--- TASK ITEM ---
Across the records below, how many lines contain the string "chevron"? Give the number by itself.

═══

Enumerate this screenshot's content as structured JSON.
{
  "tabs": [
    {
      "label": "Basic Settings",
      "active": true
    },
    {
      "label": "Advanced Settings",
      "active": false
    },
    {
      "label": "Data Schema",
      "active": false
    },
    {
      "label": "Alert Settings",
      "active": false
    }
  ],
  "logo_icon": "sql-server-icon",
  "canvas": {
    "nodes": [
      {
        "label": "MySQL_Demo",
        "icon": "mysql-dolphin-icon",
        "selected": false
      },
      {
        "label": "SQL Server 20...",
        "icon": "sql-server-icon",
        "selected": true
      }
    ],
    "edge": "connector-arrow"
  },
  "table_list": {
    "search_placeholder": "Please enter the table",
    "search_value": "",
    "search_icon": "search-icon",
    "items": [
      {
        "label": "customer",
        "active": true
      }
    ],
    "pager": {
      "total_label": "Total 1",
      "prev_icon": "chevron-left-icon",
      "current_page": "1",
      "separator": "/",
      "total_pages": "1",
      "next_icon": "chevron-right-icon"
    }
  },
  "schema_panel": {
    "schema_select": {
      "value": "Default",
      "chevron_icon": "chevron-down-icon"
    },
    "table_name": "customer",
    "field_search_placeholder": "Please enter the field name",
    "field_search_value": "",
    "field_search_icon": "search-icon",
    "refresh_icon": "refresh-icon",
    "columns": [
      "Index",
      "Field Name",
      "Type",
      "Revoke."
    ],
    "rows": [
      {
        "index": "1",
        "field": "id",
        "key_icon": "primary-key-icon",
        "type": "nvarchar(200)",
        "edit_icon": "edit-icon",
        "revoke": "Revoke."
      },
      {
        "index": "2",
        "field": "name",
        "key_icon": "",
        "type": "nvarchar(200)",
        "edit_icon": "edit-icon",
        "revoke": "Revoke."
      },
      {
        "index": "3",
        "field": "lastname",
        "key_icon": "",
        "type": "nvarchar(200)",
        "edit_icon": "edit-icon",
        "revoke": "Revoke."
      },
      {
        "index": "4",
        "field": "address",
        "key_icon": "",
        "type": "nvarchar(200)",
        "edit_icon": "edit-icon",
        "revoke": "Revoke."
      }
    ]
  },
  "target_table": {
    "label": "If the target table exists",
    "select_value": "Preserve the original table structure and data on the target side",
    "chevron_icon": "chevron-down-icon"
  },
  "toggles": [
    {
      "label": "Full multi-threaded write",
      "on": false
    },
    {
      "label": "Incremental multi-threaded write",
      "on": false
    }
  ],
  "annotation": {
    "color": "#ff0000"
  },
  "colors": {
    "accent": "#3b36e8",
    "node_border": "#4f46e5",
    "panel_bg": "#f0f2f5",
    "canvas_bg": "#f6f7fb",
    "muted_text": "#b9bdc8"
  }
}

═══

--- SOLUTION FOR THIS EXERCISE ---
4